 The 206th began recruiting in February 1916. In September 103 men transferred to the 163rd in Bermuda. Two drafts of 50 men were sent to other French Canadian battalions. J.P. Gagnon, “Canadian Soldiers in Bermuda in World War One” Historie Sociale/Social History Vol XXIII No 45 May 1990 p. 9 – 36
 Hélène Pelletier-Baillargeon, Olivar Asselin, Vol II, Le volontaire, p. 26 – 29
 Lieut-Gen Sir George Bullock’s report is quoted in Pelletier-Baillargeon, Olivar Asselin Vol II p. 41-43
 LAC Guide to the Sources Relating to the Units of the Canadian Expeditionary Force. 163rd Battalion p. 518. The 163rd reached England 6 December 1916.
 Pelletier-Baillargeon, Asselin Vol II, p. 51. Letter Asselin to Borden dated October 13 1916, p. 55 – 56
 The other French-language Quebec battalions recruiting in mid-1916 were the 167th (Quebec City) 171st (Valcartier) 189th (Fraserville)
 Both the Montreal Gazette and Montreal Star featured regular casualty reports as did La Presse, La Patrie and Le Canada. See for example “Many officers from Montreal Fall in Action” Montreal Gazette, 4 June 1916 p. 4. The Montreal Witness, 13 June 1916 explained to readers that “owing to lack of space the Witness is unable to print the heavy list of casualties.”
 A detailed account of the battle appeared in the Montreal Witness, 13 June 1916 p. 6. It began with the sentence “Ypres spells mourning to many Canadian families whose names are household words.”
 R. C. Featherstonhaugh, McGill University at War (Montreal 1947) p. 11
 The full text of the letter was published in the Montreal Gazette and other newspapers on 14 June 1916 p. 4
 Borden Diary, 6 June 1916
 Montreal Gazette, 8 June 1916 p. 4
 On 26 August 1916 as recruiting for the 245th Battalion was to begin units recruiting in Montreal needed 2537 additional volunteers, Montreal Standard, 26 August 1916 p. 10
 A. F. Duguid, History of the Canadian Grenadier Guards 1760 – 1964 (Montreal 1965) p. 130
 Ibid, p. 132.
 Kenneth S. Mackenzie “C.C. Ballantyne and the Canadian Government Merchant Marine, 1917-1921” Northern Mariner/Le Marin du Nord No. 1 Jan 199 p. 1-13
 My thanks to Garrison Ma and Mike Kelly for examining the attestation papers of the other ranks who enlisted in the 199th Battalion.

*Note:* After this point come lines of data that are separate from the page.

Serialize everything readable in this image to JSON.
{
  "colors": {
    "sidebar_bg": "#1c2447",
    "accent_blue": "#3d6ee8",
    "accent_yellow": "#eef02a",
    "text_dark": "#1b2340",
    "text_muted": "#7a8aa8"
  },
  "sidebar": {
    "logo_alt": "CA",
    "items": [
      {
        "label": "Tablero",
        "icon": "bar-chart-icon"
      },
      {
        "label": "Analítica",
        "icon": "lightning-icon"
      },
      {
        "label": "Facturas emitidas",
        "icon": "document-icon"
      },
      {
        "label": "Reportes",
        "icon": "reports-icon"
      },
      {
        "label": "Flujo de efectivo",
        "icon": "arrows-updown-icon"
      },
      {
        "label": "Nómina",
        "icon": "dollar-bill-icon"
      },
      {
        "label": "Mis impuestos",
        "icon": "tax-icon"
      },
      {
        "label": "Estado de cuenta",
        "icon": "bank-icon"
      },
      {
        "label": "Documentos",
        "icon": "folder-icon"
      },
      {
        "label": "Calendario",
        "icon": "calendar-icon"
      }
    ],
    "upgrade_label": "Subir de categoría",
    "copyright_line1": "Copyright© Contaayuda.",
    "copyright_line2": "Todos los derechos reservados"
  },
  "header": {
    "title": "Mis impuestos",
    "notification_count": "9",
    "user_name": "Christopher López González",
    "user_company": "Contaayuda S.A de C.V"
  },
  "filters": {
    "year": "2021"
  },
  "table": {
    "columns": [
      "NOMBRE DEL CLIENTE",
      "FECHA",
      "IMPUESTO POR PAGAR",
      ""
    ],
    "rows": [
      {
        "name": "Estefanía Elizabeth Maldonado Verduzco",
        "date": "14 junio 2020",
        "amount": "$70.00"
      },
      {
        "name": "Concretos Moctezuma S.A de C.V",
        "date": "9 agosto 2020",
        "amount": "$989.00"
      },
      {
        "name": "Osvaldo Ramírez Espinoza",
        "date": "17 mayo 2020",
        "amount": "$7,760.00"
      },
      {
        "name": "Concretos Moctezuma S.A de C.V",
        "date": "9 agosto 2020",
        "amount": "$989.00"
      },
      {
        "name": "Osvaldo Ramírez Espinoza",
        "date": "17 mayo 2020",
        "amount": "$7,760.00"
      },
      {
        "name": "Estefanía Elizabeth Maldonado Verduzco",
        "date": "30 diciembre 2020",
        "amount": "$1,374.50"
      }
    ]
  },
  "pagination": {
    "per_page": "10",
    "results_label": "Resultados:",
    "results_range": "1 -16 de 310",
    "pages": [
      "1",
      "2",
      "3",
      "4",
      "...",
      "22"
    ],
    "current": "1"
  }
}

 Montreal Star, 25 April 1916 p. 1, 26 April 1916
 “Have Huns Been Landing Arms in Ireland…?” “John Redmond Calls on Followers to Come to the Aid of the Military” Standard, 29 April p. 1. The Gazette also emphasized Casement’s role and stressed that the fighting was confined to Dublin as did La Presse and La Patrie.
 Simon Jolivet, Le Vert et Le Bleu (Montreal 2011) p. 164, 165. The cartoon from the front page of Le Nationaliste 6 August 1916 is reproduced in Jolivet’s book.

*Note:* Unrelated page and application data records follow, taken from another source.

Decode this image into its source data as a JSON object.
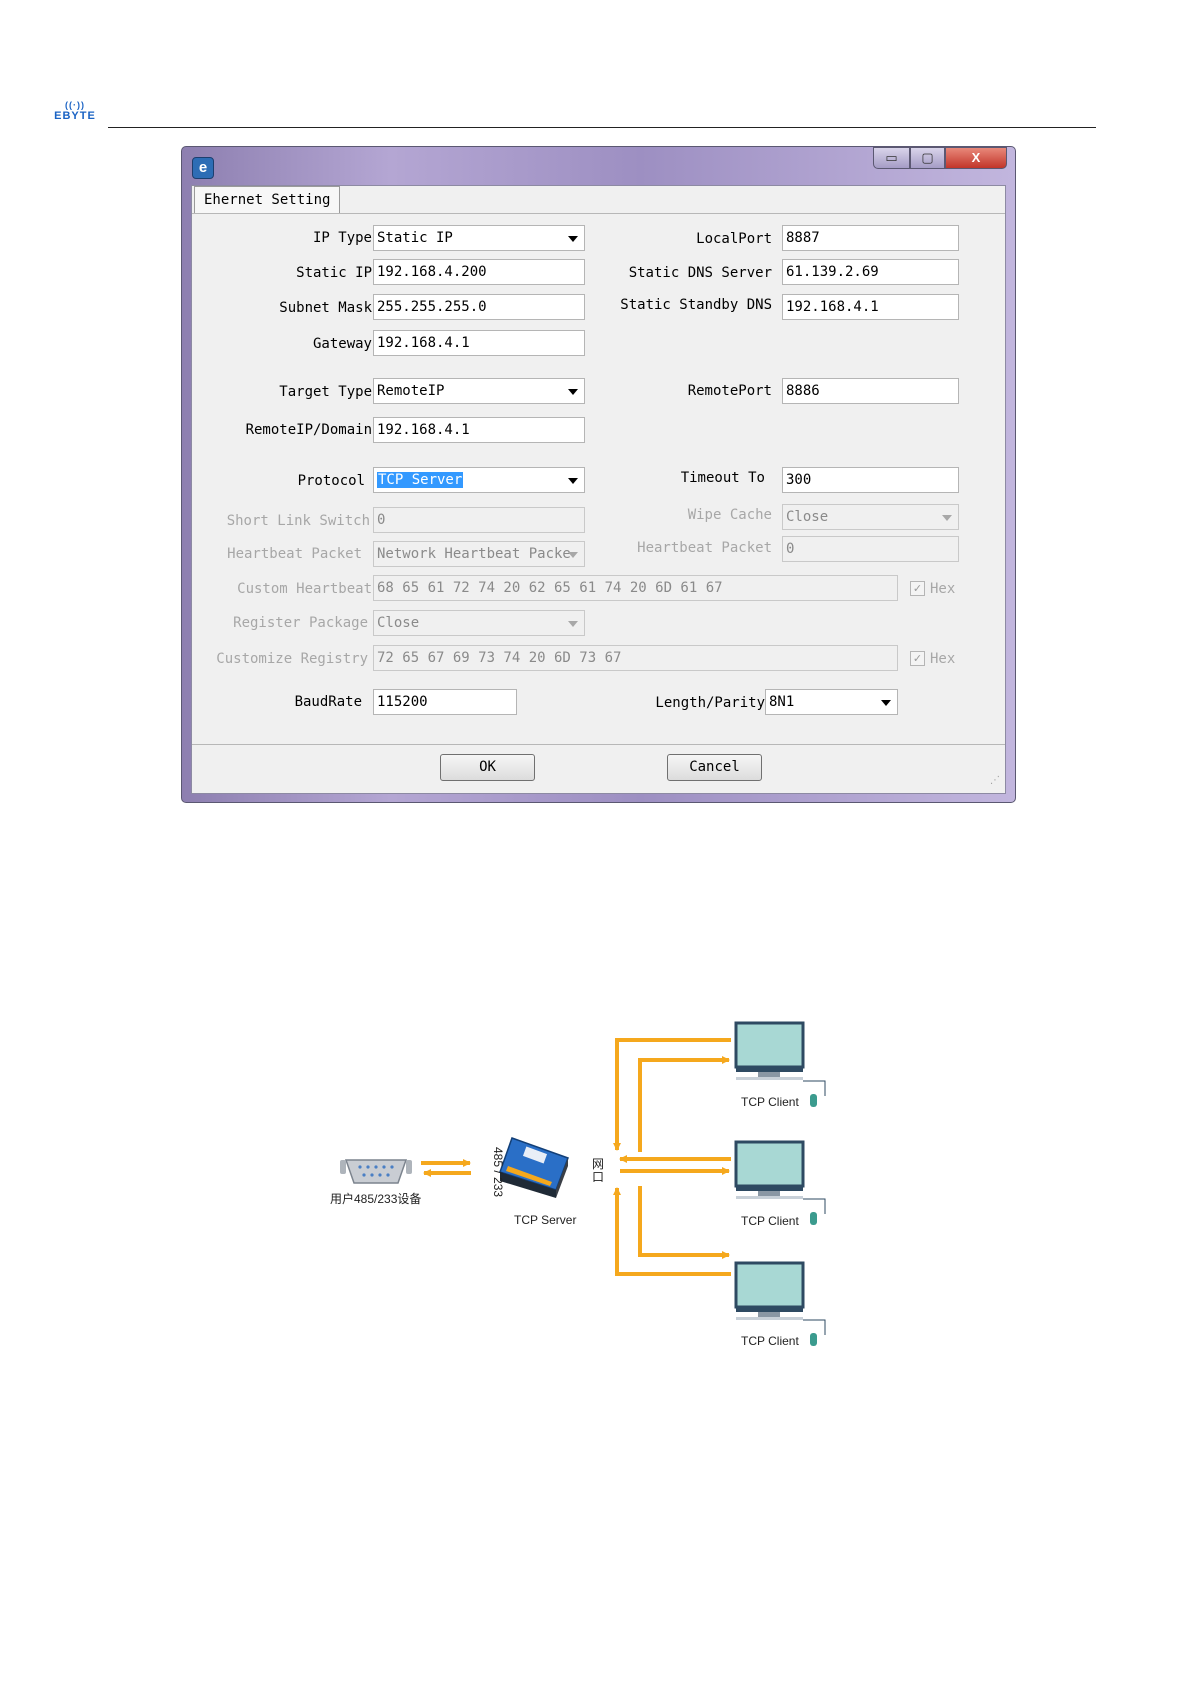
{
  "header": {
    "logo_text": "EBYTE"
  },
  "window": {
    "tab_label": "Ehernet Setting",
    "titlebar_buttons": {
      "minimize": "▭",
      "maximize": "▢",
      "close": "X"
    },
    "fields": {
      "ip_type": {
        "label": "IP Type",
        "value": "Static IP"
      },
      "static_ip": {
        "label": "Static IP",
        "value": "192.168.4.200"
      },
      "subnet_mask": {
        "label": "Subnet Mask",
        "value": "255.255.255.0"
      },
      "gateway": {
        "label": "Gateway",
        "value": "192.168.4.1"
      },
      "local_port": {
        "label": "LocalPort",
        "value": "8887"
      },
      "static_dns": {
        "label": "Static DNS Server",
        "value": "61.139.2.69"
      },
      "standby_dns": {
        "label": "Static Standby DNS",
        "value": "192.168.4.1"
      },
      "target_type": {
        "label": "Target Type",
        "value": "RemoteIP"
      },
      "remote_port": {
        "label": "RemotePort",
        "value": "8886"
      },
      "remote_ip": {
        "label": "RemoteIP/Domain",
        "value": "192.168.4.1"
      },
      "protocol": {
        "label": "Protocol",
        "value": "TCP Server"
      },
      "timeout": {
        "label": "Timeout To",
        "value": "300"
      },
      "short_link": {
        "label": "Short Link Switch",
        "value": "0"
      },
      "wipe_cache": {
        "label": "Wipe Cache",
        "value": "Close"
      },
      "heartbeat_packet": {
        "label": "Heartbeat Packet",
        "value": "Network Heartbeat Packe"
      },
      "heartbeat_packet_value": {
        "label": "Heartbeat Packet",
        "value": "0"
      },
      "custom_heartbeat": {
        "label": "Custom Heartbeat",
        "value": "68 65 61 72 74 20 62 65 61 74 20 6D 61 67",
        "hex_label": "Hex"
      },
      "register_package": {
        "label": "Register Package",
        "value": "Close"
      },
      "customize_registry": {
        "label": "Customize Registry",
        "value": "72 65 67 69 73 74 20 6D 73 67",
        "hex_label": "Hex"
      },
      "baud_rate": {
        "label": "BaudRate",
        "value": "115200"
      },
      "length_parity": {
        "label": "Length/Parity",
        "value": "8N1"
      }
    },
    "buttons": {
      "ok": "OK",
      "cancel": "Cancel"
    }
  },
  "diagram": {
    "user_device_label": "用户485/233设备",
    "interface_label": "485 / 233",
    "port_label": "网口",
    "server_label": "TCP Server",
    "client_labels": [
      "TCP Client",
      "TCP Client",
      "TCP Client"
    ],
    "colors": {
      "arrow": "#f5a81d",
      "screen": "#a8d8d4",
      "monitor_frame": "#2e4a62",
      "device": "#2a6fc7"
    }
  }
}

 Edgar Andrew Collard, The Irish Way: The History of the Irish Protestant Benevolent Society Montreal 1992 p. 92
 See also Robin Burns’ “The Montreal Irish and the Great War” Canadian Catholic Historical Association, Historical Studies 52 (1985) 67-81. Simon Jolivet Le Vert et Le Bleu (Montreal 2011)
 Montreal Gazette, 31 July 1916 p. 3.
 199th Battalion Attestation Papers Data Base. We have not been able to locate a Nominal Roll for the 199th.
 Inspection Report, 199th Battalion. LAC REG II-B-5 v7. Inspections
 LAC Borden Papers, Reel C-4323. Cited in Brendan O’Driscoll, The 199th Irish Canadian Rangers Unpublished Paper LCMSDS Archives 2015
 Burns, “Montreal Irish” p. 75
 Finnan, Redmond p. 199. Sinn Fein won a by-election in May 1917 but it was the East Clare by-election of July 1917 won by Eamon de Valera that marked the end of Redmond’s influence.
 Duguid, Grenadier Guards, p. 183. O’Donahoe commanded the battalion through the first months of 1917 but when the 199th became the core of a reserve battalion in April he returned to France to lead the 87th. O’Donahoe died of wounds sustained in action during April 1918